 Come to the Teen Room at the Central Library to sign our banner with messages of hope, love, and encouragement. Show your support by wearing a DOS sticker as well. The two teen librarians, Mary and Anna will be participating in the day by staying silent on and off all day. While one is silent, the other will be available to answer questions and help patrons find the books and information they need. Then they will switch. Consider joining them in their effort to stand with the silent.

The following poem was written today for our Catharsis Through Poetry workshop while thinking about Day of Silence. It was written by an LGBTQ ally who wishes to remain anonymous.

“Love Who You Love”

Injustice.

It happens everyday.

Must I wear this

Rainbow shirt

To show I care?

Can’t we all

Just get along?

You can’t tell me

Who I am

Who to love.

Am I man?

Am I woman?
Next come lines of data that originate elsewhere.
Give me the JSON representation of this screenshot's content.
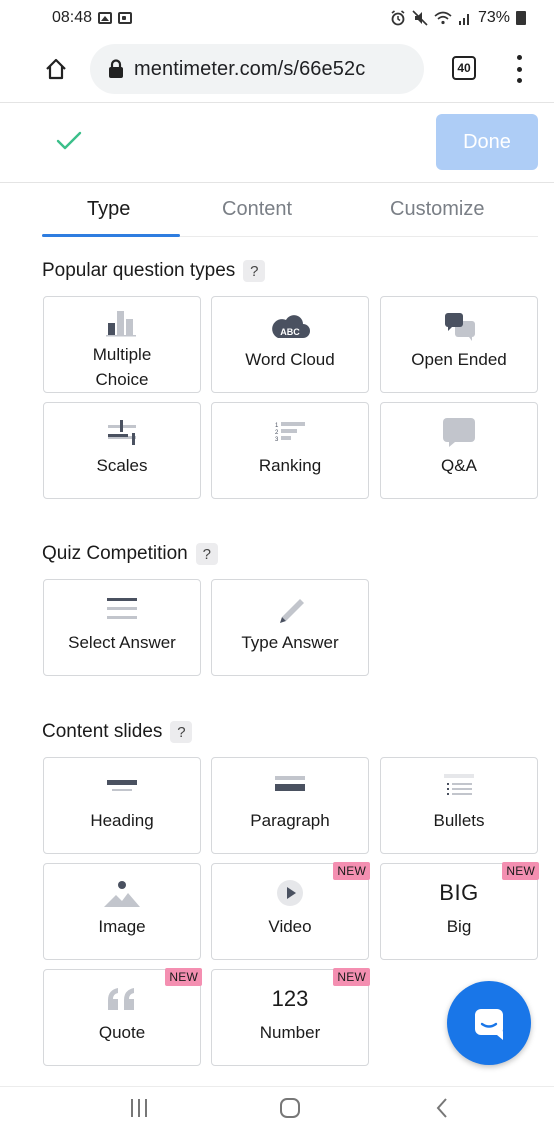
{
  "status_bar": {
    "time": "08:48",
    "battery": "73%"
  },
  "browser": {
    "url": "mentimeter.com/s/66e52c",
    "tab_count": "40"
  },
  "toolbar": {
    "done_label": "Done"
  },
  "tabs": [
    {
      "label": "Type",
      "active": true
    },
    {
      "label": "Content",
      "active": false
    },
    {
      "label": "Customize",
      "active": false
    }
  ],
  "sections": {
    "popular": {
      "title": "Popular question types",
      "help": "?",
      "cards": [
        {
          "label_line1": "Multiple",
          "label_line2": "Choice",
          "icon": "bar-chart-icon"
        },
        {
          "label": "Word Cloud",
          "icon": "word-cloud-icon",
          "icon_text": "ABC"
        },
        {
          "label": "Open Ended",
          "icon": "speech-bubbles-icon"
        },
        {
          "label": "Scales",
          "icon": "scales-icon"
        },
        {
          "label": "Ranking",
          "icon": "ranking-icon",
          "icon_digits": [
            "1",
            "2",
            "3"
          ]
        },
        {
          "label": "Q&A",
          "icon": "chat-bubble-icon"
        }
      ]
    },
    "quiz": {
      "title": "Quiz Competition",
      "help": "?",
      "cards": [
        {
          "label": "Select Answer",
          "icon": "list-lines-icon"
        },
        {
          "label": "Type Answer",
          "icon": "pencil-icon"
        }
      ]
    },
    "content": {
      "title": "Content slides",
      "help": "?",
      "new_label": "NEW",
      "cards": [
        {
          "label": "Heading",
          "icon": "heading-icon"
        },
        {
          "label": "Paragraph",
          "icon": "paragraph-icon"
        },
        {
          "label": "Bullets",
          "icon": "bullets-icon"
        },
        {
          "label": "Image",
          "icon": "image-icon"
        },
        {
          "label": "Video",
          "icon": "play-icon",
          "is_new": true
        },
        {
          "label": "Big",
          "icon": "big-text-icon",
          "icon_text": "BIG",
          "is_new": true
        },
        {
          "label": "Quote",
          "icon": "quote-icon",
          "is_new": true
        },
        {
          "label": "Number",
          "icon": "number-icon",
          "icon_text": "123",
          "is_new": true
        }
      ]
    }
  },
  "colors": {
    "accent": "#2e7de0",
    "done_button": "#aecdf6",
    "check": "#3bbf8a",
    "icon_gray": "#4a5160",
    "icon_light": "#c2c5cc",
    "new_badge": "#f48fb1",
    "chat_fab": "#1976e8"
  }
}
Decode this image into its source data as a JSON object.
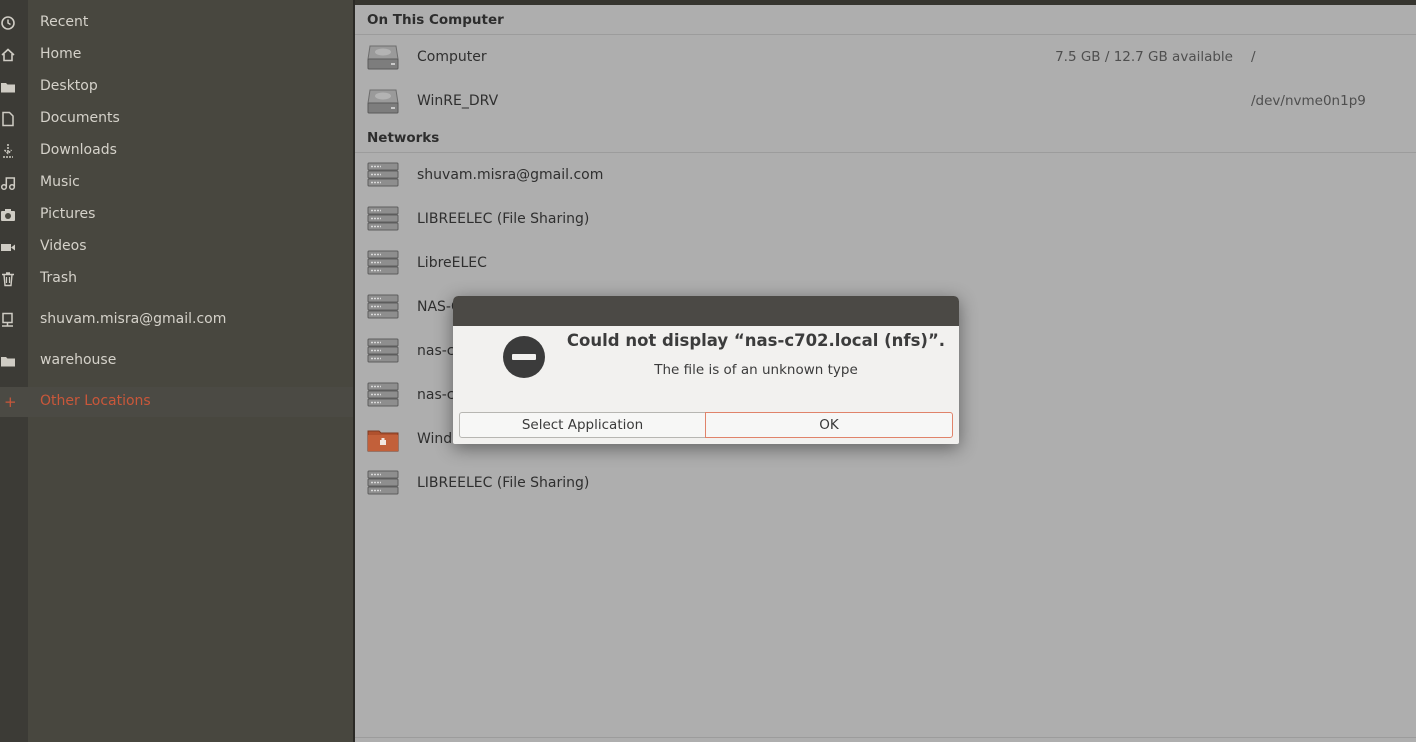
{
  "sidebar": {
    "items": [
      {
        "label": "Recent",
        "icon": "clock-icon"
      },
      {
        "label": "Home",
        "icon": "home-icon"
      },
      {
        "label": "Desktop",
        "icon": "folder-icon"
      },
      {
        "label": "Documents",
        "icon": "document-icon"
      },
      {
        "label": "Downloads",
        "icon": "download-icon"
      },
      {
        "label": "Music",
        "icon": "music-icon"
      },
      {
        "label": "Pictures",
        "icon": "camera-icon"
      },
      {
        "label": "Videos",
        "icon": "video-icon"
      },
      {
        "label": "Trash",
        "icon": "trash-icon"
      },
      {
        "label": "shuvam.misra@gmail.com",
        "icon": "network-drive-icon"
      },
      {
        "label": "warehouse",
        "icon": "folder-icon"
      },
      {
        "label": "Other Locations",
        "icon": "plus-icon"
      }
    ],
    "active_color": "#c9573a"
  },
  "main": {
    "on_this_computer": {
      "header": "On This Computer",
      "items": [
        {
          "name": "Computer",
          "space": "7.5 GB / 12.7 GB available",
          "path": "/"
        },
        {
          "name": "WinRE_DRV",
          "space": "",
          "path": "/dev/nvme0n1p9"
        }
      ]
    },
    "networks": {
      "header": "Networks",
      "items": [
        {
          "name": "shuvam.misra@gmail.com"
        },
        {
          "name": "LIBREELEC (File Sharing)"
        },
        {
          "name": "LibreELEC"
        },
        {
          "name": "NAS-C"
        },
        {
          "name": "nas-c"
        },
        {
          "name": "nas-c"
        },
        {
          "name": "Wind"
        },
        {
          "name": "LIBREELEC (File Sharing)"
        }
      ]
    }
  },
  "dialog": {
    "title": "Could not display “nas-c702.local (nfs)”.",
    "message": "The file is of an unknown type",
    "select_application_label": "Select Application",
    "ok_label": "OK",
    "icon": "stop-icon"
  }
}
Or something

In-between?

Do I love her?

Him?

Hän?

Does it matter?

No.

Love who you love.

Be who you are.

 

*Hän is a gender neutral pronoun in Finnish.

Finding Yesterday – A Teen Poem

Posted on April 19th, 2012 by Anna in Events, Programs

 April is National Poetry Month and in celebration, we’re hosting several teen poetry programs here at the Central Library throughout vacation week. Yesterday’s workshop was called “Poetry In Hand” and incorporated Black Out poetry, Found poetry, and Magnetic Poetry.

The poem below was written by Anonymous at the Central Branch yesterday using Magnetic Poetry:

“FINDING YESTERDAY”

ONLY THIS LOVE

HEALS YOU AND I

IN OUR SLEEP

WE SHARE OUR PLEASURE

FLYING INTO A NIGHT SKY

THROUGH A TRANSITION

WE COME BACK

YOU AND I LINGER

THEN LET YOU AND I

HAVE ANOTHER

The Fist by Derek Walcott

Posted on April 12th, 2011 by bplteenintern in Books

The fist clenched round my heart

loosens a little, and I gasp

brightness; but it tightens

again. When have I ever not loved

the pain of love? But this has moved

 

past love to mania. This has the strong

clench of the madman, this is

gripping the ledge of unreason, before

plunging howling into the abyss.

 

Hold hard then, heart. This way at least you live.

 

 

Wow. This poem by Derek Walcott is a new favorite because of how intensely it captures these feelings of infatuation that can catch you at any moment. The movie Love, Actually has a scene like this. The little boy has admitted to his stepfather that he’s been quiet and withdrawn because he’s in love. Relieved, his step-dad ruffles his hair, saying he thought it was something worse. The boy, puzzled, responds with “worse than the total agony of being in love?” And sometimes yeah, total agony is the best way to describe it. But sometimes its comforting to know that you’re not alone in feeling that way.